SXSW 2017: Goran
Goran, the third feature film from Croatian writer and director Nevio Marasovic, is a bit of a mixed bag. The film can’t be classified as any one genre, but is instead a mysterious blend of dark comedy, personal drama, and quiet thriller. It’s set in the snowy hills of Gorski Kotar, and revolves around Goran, a reserved middle-aged taxi driver who takes care of his blind wife by night. It takes place on Goran’s birthday, shortly after his wife announced that she’s pregnant (the father being something they’d rather not discuss), and while his wife and their friends celebrate his birthday in an upstate cabin, Goran begins to question the legitimacy behind his friendships, and the truth behind his marriage. The film is intriguing in description, but proves to offer little more than a neat synopsis - it’s a barely functioning drama for the most part, before leading to an absurd, utterly misguided finale that comes more than a little out of left field.
It becomes clear about thirty minutes in, that the film’s saving grace is in its lead performance. Delivered by forty-year-old Franjo Dijak, Goran is portrayed with a certain stillness that is enthralling to watch. Dijak walks the line between reality and absurdity with a grace that the film never seems to achieve; in one scene he could acutely illustrate Goran’s crippling fear of adjustment, and in the next be snorting cocaine and guzzling jugs of vodka, dancing to Croatian pop as the camera swoops around his sweat-streaked face. The film only partly works because of his attention to detail, and all of the film’s greatest scenes - such as a brief moment where Goran touches the tips of his fingers against the passenger seat window that his unknowing wife leans her head against, are all due to his terrific work. But it becomes increasingly evident throughout Goran that its flaws are deeper than anything that can be saved by a good performance.
The picture seems too simple to be a feature film, but just a bit too expansive to fit into a short, so it exists in this awkward middle-ground where every emotional beat feels stilted by its lack of legitimate story. The film is mysterious, and very light on exposition - the nuances of its plot demand close reading of every conversation. This is not an inherently bad thing, and there’s a certain reward behind realizing that you’ve pieced together exactly what’s happening - it’s the reason thrillers like No Country For Old Men have been so successful - but the thinly veiled details of Goran’s plot feel like a chore to uncover, mostly because the film does an awful job of developing any other character than its central one. I couldn’t tell you the objective of any character apart from the protagonist, which is a crucial error in a film about the desires and dreams of a man’s friends and family getting in the way of his mundane reality. The film truly tests how little I can give a shit about these asshole characters, and while their mean-spirited nature is definitely the point, it makes for a profoundly unenjoyable experience.
All the tension building and conflict results in a cathartic indulgence in sex and violence that film does not deserve. The finale comes after a long narrative lull, where every character just sort of does nothing for fifteen minutes - it’s one of the outcomes of the film’s poor pace, as it still feels bloated at 90 minutes.
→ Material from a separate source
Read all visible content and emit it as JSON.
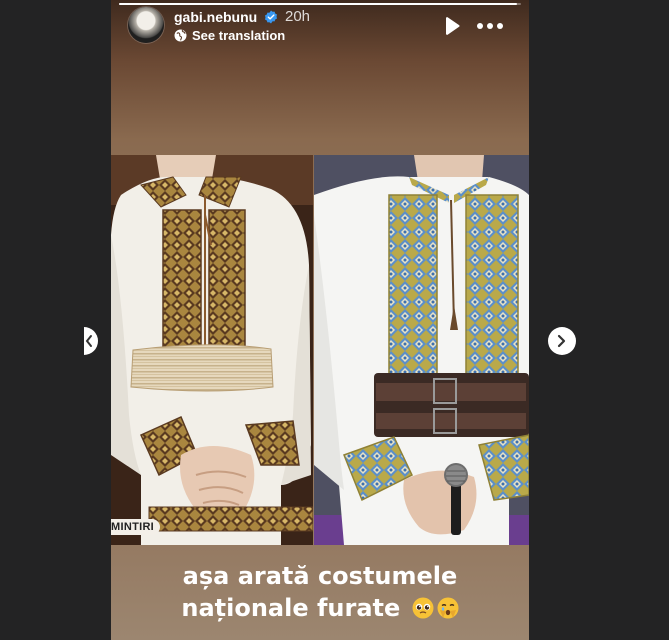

The brutal finale defies both the reasonable trajectory of the film and all pre-established aspects of its characters, even including a terribly misguided sex scene between two male characters with non-established sexualities for shock factor alone. It’s a disaster to witness unfold - and not in the way it had hoped to be. While the film’s final minutes aren’t as awful as the scene prior, the terribly misplaced finale will leave such a sour taste in your mouth that you’ll forget the film has any reason to continue.
All in all, Goran is an intriguing thriller in plot synopsis alone. Its central performance is noteworthy, but even that can’t save the film’s poor pacing, pointless non-characters, and dreadful finale.